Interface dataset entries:

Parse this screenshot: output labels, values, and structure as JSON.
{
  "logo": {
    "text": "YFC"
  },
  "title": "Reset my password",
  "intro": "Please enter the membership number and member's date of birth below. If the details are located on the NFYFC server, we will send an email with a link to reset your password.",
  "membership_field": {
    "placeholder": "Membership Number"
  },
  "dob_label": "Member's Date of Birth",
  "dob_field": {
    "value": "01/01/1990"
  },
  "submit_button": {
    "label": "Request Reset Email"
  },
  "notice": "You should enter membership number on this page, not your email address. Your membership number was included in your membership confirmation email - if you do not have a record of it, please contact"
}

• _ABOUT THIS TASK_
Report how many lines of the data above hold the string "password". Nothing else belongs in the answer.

• _ANSWER FOR THE TASK_
2